When this profile first appeared in 1950, the column's subject, Mao Zedong (1893 - 1976), was generally seen as a tin-horn dictator and Stalinist dupe. It wouldn't be long before he would be widely recognized as one of the greatest mass-murderers in world history.
Upon hearing that Stalin had died, "the official Red Chinese radion spent hours talking of Stalin's death, paid little heed to Malenkov's elevation to Russia's premiership."
"Mao has considered himself second only to Stalin in communism".
For those who keep records of the harsh treatment dolled out to religious sects by the various assorted tyrannical governments of the world, China is the all-time champion. Since it's inception, the People's Republic of China has attempted to coerce or eradicate every religious faith within its borders.

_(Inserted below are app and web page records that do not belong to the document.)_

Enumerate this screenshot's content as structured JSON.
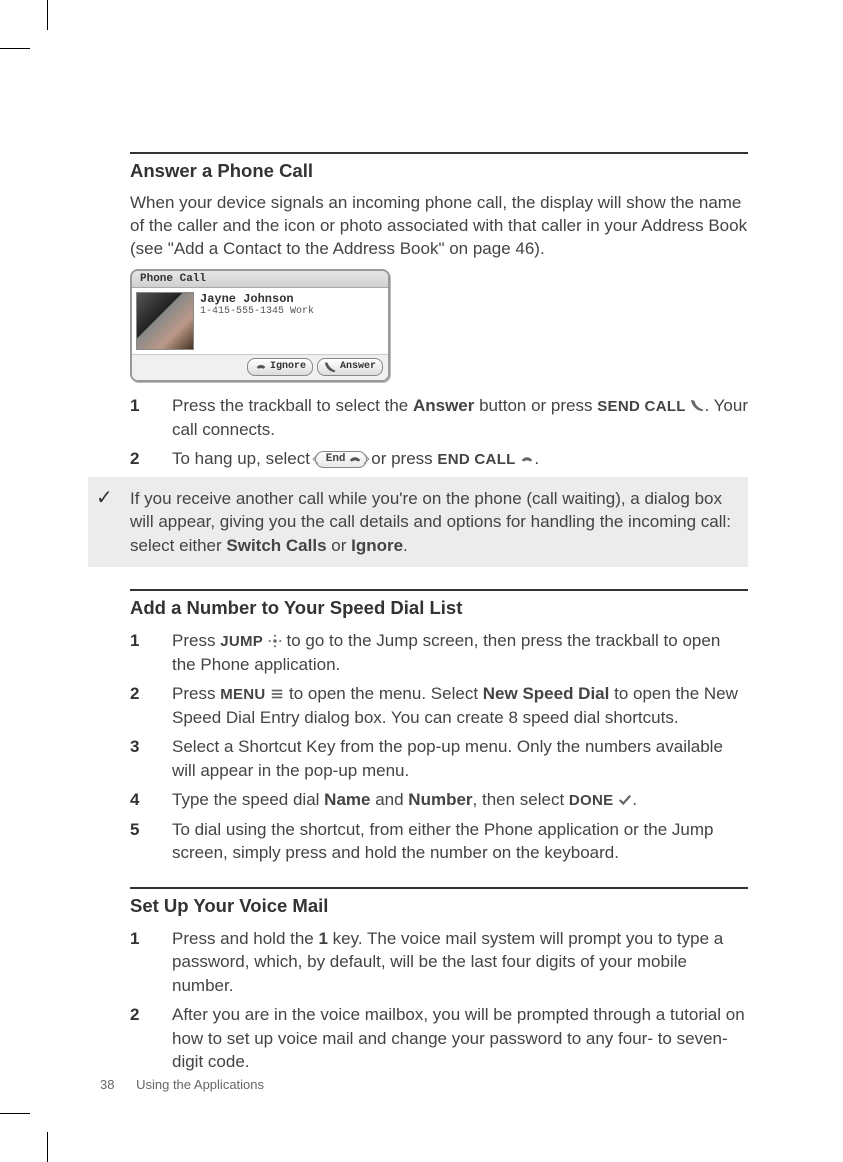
{
  "sections": {
    "answer": {
      "title": "Answer a Phone Call",
      "intro": "When your device signals an incoming phone call, the display will show the name of the caller and the icon or photo associated with that caller in your Address Book (see \"Add a Contact to the Address Book\" on page 46).",
      "mock": {
        "titlebar": "Phone Call",
        "name": "Jayne Johnson",
        "phone": "1-415-555-1345 Work",
        "ignore_btn": "Ignore",
        "answer_btn": "Answer"
      },
      "steps": [
        {
          "num": "1",
          "pre": "Press the trackball to select the ",
          "b1": "Answer",
          "mid": " button or press ",
          "sc": "SEND CALL",
          "icon": "phone-up",
          "post": ". Your call connects."
        },
        {
          "num": "2",
          "pre": "To hang up, select ",
          "end_label": "End",
          "mid": " or press ",
          "sc": "END CALL",
          "icon": "phone-down",
          "post": "."
        }
      ],
      "note": {
        "pre": "If you receive another call while you're on the phone (call waiting), a dialog box will appear, giving you the call details and options for handling the incoming call: select either ",
        "b1": "Switch Calls",
        "mid": " or ",
        "b2": "Ignore",
        "post": "."
      }
    },
    "speed": {
      "title": "Add a Number to Your Speed Dial List",
      "steps": [
        {
          "num": "1",
          "pre": "Press ",
          "sc": "JUMP",
          "icon": "jump",
          "post": " to go to the Jump screen, then press the trackball to open the Phone application."
        },
        {
          "num": "2",
          "pre": "Press ",
          "sc": "MENU",
          "icon": "menu",
          "mid": " to open the menu. Select ",
          "b1": "New Speed Dial",
          "post": " to open the New Speed Dial Entry dialog box. You can create 8 speed dial shortcuts."
        },
        {
          "num": "3",
          "text": "Select a Shortcut Key from the pop-up menu. Only the numbers available will appear in the pop-up menu."
        },
        {
          "num": "4",
          "pre": "Type the speed dial ",
          "b1": "Name",
          "mid": " and ",
          "b2": "Number",
          "post2": ", then select ",
          "sc": "DONE",
          "icon": "done",
          "post": "."
        },
        {
          "num": "5",
          "text": "To dial using the shortcut, from either the Phone application or the Jump screen, simply press and hold the number on the keyboard."
        }
      ]
    },
    "voicemail": {
      "title": "Set Up Your Voice Mail",
      "steps": [
        {
          "num": "1",
          "pre": "Press and hold the ",
          "b1": "1",
          "post": " key. The voice mail system will prompt you to type a password, which, by default, will be the last four digits of your mobile number."
        },
        {
          "num": "2",
          "text": "After you are in the voice mailbox, you will be prompted through a tutorial on how to set up voice mail and change your password to any four- to seven-digit code."
        }
      ]
    }
  },
  "footer": {
    "page": "38",
    "chapter": "Using the Applications"
  }
}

Here is an account by an eyewitness to the many assorted atrocities dished out to the Christians in China by the followers of Mao Zedong (1893 – 1976.

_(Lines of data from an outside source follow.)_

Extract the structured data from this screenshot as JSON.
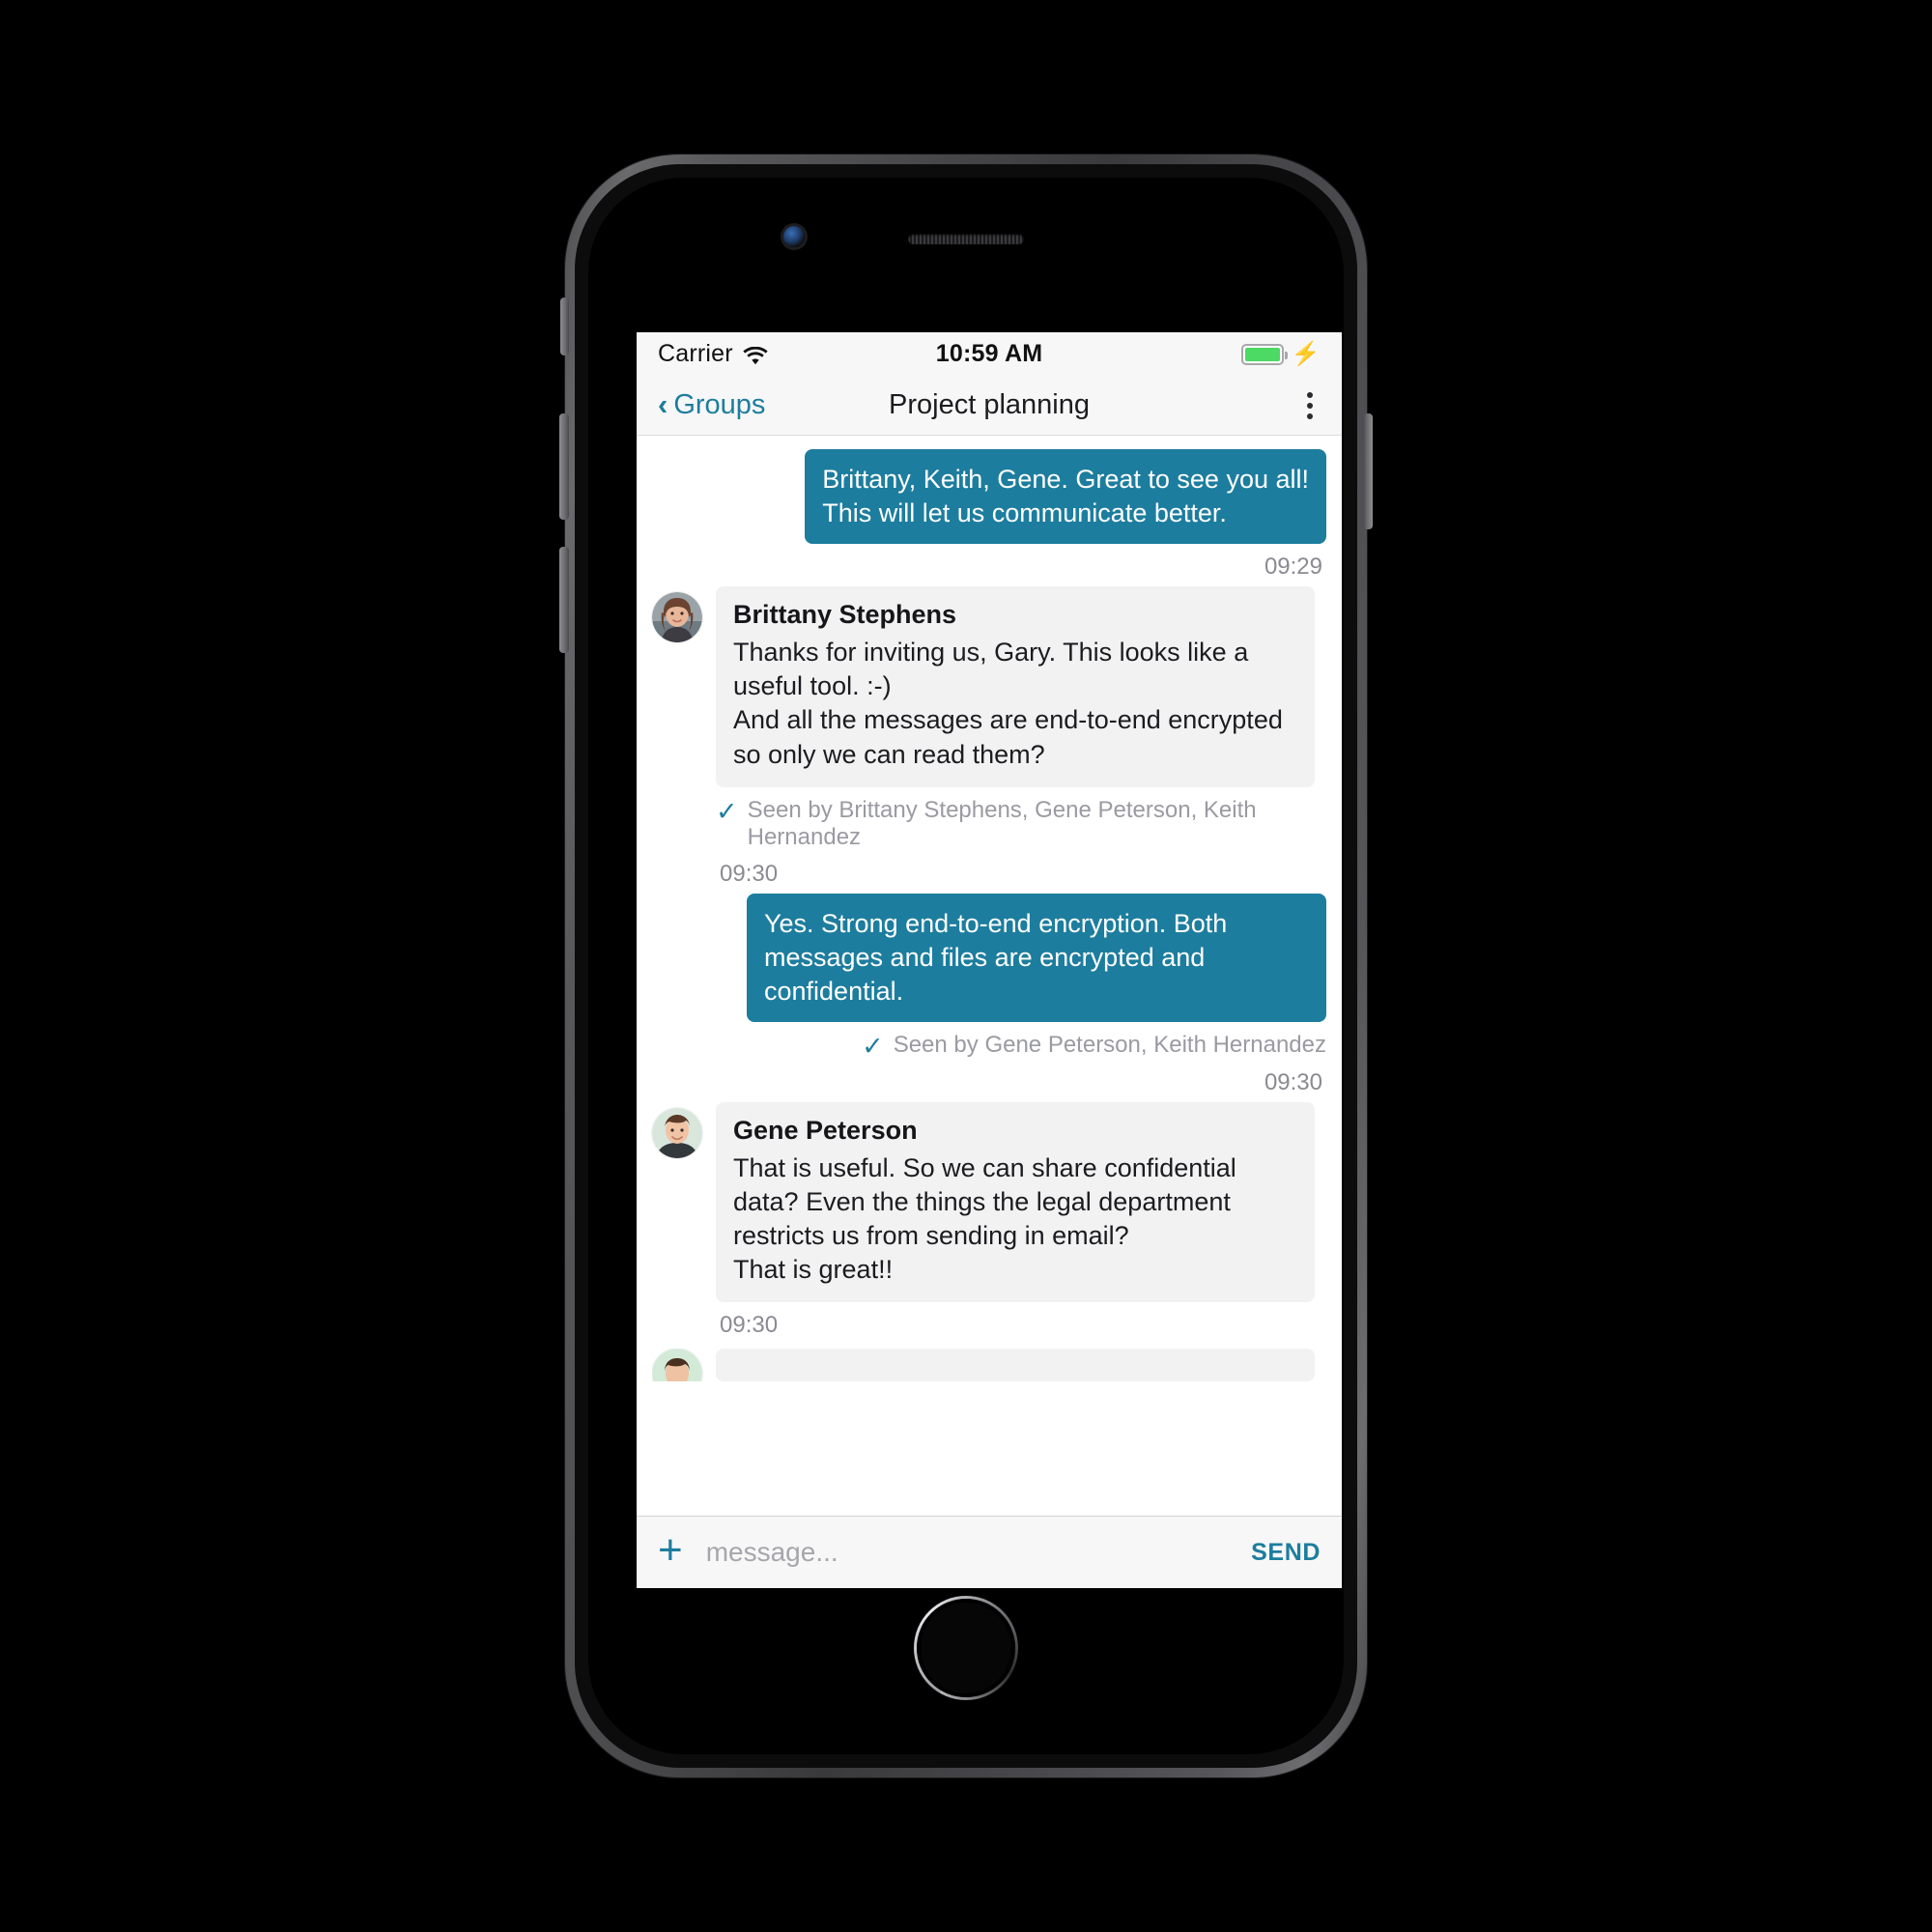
{
  "status_bar": {
    "carrier": "Carrier",
    "wifi_icon": "wifi-icon",
    "time": "10:59 AM",
    "battery_icon": "battery-icon",
    "battery_level_percent": 100,
    "charging_icon": "lightning-bolt-icon"
  },
  "nav_bar": {
    "back_label": "Groups",
    "back_icon": "chevron-left-icon",
    "title": "Project planning",
    "more_icon": "overflow-menu-icon"
  },
  "colors": {
    "accent": "#1d7d9e",
    "outgoing_bubble": "#1d7d9e",
    "incoming_bubble": "#f2f2f3",
    "battery_green": "#4cd964",
    "muted_text": "#8a8a92"
  },
  "messages": [
    {
      "id": "m1",
      "direction": "outgoing",
      "text": "Brittany, Keith, Gene. Great to see you all!\nThis will let us communicate better.",
      "time": "09:29",
      "seen_by": null
    },
    {
      "id": "m2",
      "direction": "incoming",
      "sender": "Brittany Stephens",
      "avatar": "avatar-brittany",
      "text": "Thanks for inviting us, Gary. This looks like a useful tool. :-)\nAnd all the messages are end-to-end encrypted so only we can read them?",
      "seen_by": "Seen by Brittany Stephens, Gene Peterson, Keith Hernandez",
      "time": "09:30"
    },
    {
      "id": "m3",
      "direction": "outgoing",
      "text": "Yes. Strong end-to-end encryption. Both messages and files are encrypted and confidential.",
      "seen_by": "Seen by Gene Peterson, Keith Hernandez",
      "time": "09:30"
    },
    {
      "id": "m4",
      "direction": "incoming",
      "sender": "Gene Peterson",
      "avatar": "avatar-gene",
      "text": "That is useful. So we can share confidential data? Even the things the legal department restricts us from sending in email?\nThat is great!!",
      "seen_by": null,
      "time": "09:30"
    }
  ],
  "composer": {
    "attach_icon": "plus-icon",
    "input_value": "",
    "placeholder": "message...",
    "send_label": "SEND"
  },
  "device": {
    "camera_icon": "front-camera-icon",
    "earpiece_icon": "earpiece-speaker-icon",
    "home_button_icon": "home-button-icon"
  }
}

An article about Soviet persecution of religious adherents can be read here...
This is a single column that clearly lays out the Truman Administration's diplomatic policies concerning Mao's China - the summary is reduced to five bullet points.

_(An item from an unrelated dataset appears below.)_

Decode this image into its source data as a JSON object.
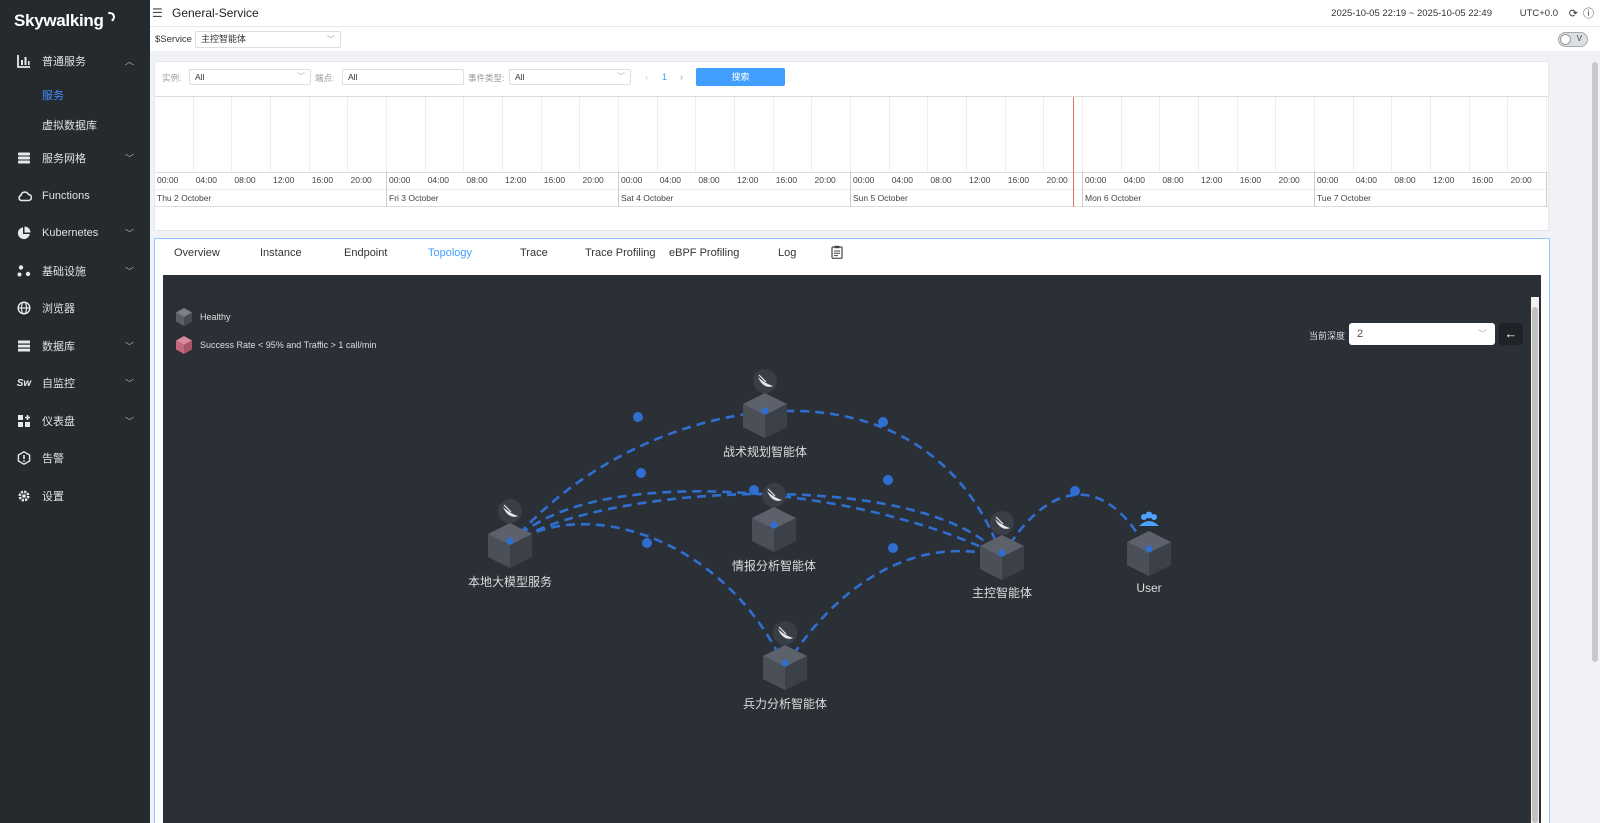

Washington's growing impatience and distrust with both Chiang Kai-shek's island nation and the communist thugs on the mainland was reaching the high-water mark during the earliest days of 1950 when President Truman's Secretary of State Dean Acheson (1893 – 1971) presented that administration's China policy:
"No official military aid for Generalissimo Chiang Kai-shek's Chinese Nationalist government, either on the island of Formosa [Taiwan] or anywhere else. No hasty recognition of the Communist Chinese government of Mao Zedong. No attempt to stop further Russian advances in Asia except through 'friendly encouragement' to India, French Indo-China, Siam, Burma and the new United States of Indonesia..."
Quite often when Marxist economic theories are put into effect, tree bark becomes a sought-after delicacy...